**EXERCISE OBJECTIVE:** Check each line of the entries below for the string "value"; copy every line where it appears.

**PROVIDED MATERIAL:**

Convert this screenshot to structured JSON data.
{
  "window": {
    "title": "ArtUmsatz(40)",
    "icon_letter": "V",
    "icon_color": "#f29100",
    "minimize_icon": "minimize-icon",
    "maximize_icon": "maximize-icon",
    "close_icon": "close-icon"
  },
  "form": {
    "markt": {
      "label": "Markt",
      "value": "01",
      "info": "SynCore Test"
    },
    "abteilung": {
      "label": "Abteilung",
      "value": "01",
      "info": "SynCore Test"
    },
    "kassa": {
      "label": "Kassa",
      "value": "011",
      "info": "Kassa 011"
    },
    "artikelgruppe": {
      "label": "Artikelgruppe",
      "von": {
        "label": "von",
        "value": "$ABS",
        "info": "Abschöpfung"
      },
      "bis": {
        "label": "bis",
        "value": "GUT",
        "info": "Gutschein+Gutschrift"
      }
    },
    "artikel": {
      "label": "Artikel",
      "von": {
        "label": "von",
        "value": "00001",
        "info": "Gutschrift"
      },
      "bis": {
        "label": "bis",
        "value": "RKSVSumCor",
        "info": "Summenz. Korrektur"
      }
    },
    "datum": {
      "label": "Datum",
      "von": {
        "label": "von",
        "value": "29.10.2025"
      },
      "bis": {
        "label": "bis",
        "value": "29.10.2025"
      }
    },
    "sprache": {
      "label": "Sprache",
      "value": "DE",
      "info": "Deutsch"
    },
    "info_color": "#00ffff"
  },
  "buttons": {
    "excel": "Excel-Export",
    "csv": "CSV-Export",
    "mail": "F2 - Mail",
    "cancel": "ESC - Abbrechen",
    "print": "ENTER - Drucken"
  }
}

**RESPONSE:**
      "value": "01",
      "value": "01",
      "value": "011",
        "value": "$ABS",
        "value": "GUT",
        "value": "00001",
        "value": "RKSVSumCor",
        "value": "29.10.2025"
        "value": "29.10.2025"
      "value": "DE",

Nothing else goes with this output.